### What the exercise asks
Please state the number of lines in the listing that contain the word "Sistema", and nothing else.

### Given data
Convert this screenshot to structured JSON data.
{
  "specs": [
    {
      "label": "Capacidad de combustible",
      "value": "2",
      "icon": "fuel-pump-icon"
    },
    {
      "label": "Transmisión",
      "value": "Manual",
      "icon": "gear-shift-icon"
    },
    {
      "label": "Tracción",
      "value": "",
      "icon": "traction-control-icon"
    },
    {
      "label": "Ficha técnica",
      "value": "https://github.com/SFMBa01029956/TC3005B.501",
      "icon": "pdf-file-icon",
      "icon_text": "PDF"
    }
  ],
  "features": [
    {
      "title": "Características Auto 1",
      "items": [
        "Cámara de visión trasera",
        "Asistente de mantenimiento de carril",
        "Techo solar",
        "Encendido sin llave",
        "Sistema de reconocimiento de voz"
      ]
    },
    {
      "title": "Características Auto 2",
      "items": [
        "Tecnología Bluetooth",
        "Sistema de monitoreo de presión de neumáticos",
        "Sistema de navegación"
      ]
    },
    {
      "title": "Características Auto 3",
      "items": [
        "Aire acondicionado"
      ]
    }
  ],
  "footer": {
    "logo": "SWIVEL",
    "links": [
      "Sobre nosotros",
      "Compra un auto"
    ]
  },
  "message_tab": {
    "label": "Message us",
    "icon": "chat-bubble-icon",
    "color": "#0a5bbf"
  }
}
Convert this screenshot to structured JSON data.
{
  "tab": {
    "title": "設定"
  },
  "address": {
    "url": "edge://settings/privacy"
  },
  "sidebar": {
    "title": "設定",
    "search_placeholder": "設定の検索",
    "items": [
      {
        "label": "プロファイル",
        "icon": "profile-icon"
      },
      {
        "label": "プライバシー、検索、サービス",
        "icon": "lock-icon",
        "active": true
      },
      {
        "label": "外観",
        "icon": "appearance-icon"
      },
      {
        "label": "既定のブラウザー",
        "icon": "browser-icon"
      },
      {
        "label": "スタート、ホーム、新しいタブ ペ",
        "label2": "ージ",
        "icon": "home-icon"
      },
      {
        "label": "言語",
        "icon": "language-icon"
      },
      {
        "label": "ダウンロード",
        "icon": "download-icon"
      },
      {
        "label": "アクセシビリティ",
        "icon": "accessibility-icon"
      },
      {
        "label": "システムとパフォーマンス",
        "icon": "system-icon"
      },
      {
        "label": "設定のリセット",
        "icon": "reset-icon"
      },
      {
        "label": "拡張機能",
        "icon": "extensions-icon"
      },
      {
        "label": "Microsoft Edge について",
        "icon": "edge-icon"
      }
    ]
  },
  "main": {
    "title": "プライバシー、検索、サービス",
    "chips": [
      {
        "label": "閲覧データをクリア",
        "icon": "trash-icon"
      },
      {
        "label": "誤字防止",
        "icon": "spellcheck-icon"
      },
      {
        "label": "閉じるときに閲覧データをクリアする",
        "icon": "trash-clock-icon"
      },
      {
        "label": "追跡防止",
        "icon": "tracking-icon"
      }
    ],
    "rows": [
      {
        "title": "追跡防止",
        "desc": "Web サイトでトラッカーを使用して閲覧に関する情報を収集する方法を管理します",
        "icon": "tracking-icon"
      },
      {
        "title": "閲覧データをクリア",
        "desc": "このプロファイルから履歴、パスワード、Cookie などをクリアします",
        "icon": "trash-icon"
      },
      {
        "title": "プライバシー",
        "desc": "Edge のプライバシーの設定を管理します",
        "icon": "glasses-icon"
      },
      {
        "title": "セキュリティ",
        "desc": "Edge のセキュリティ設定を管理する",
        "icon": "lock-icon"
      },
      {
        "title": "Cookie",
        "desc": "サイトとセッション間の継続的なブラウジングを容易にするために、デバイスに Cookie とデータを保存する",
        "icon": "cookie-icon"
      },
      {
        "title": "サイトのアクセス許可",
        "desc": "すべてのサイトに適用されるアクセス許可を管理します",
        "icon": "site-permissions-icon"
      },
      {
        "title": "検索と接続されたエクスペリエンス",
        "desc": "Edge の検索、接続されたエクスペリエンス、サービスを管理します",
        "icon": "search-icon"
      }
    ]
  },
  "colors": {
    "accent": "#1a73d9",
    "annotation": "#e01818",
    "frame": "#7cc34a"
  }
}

### Task result
3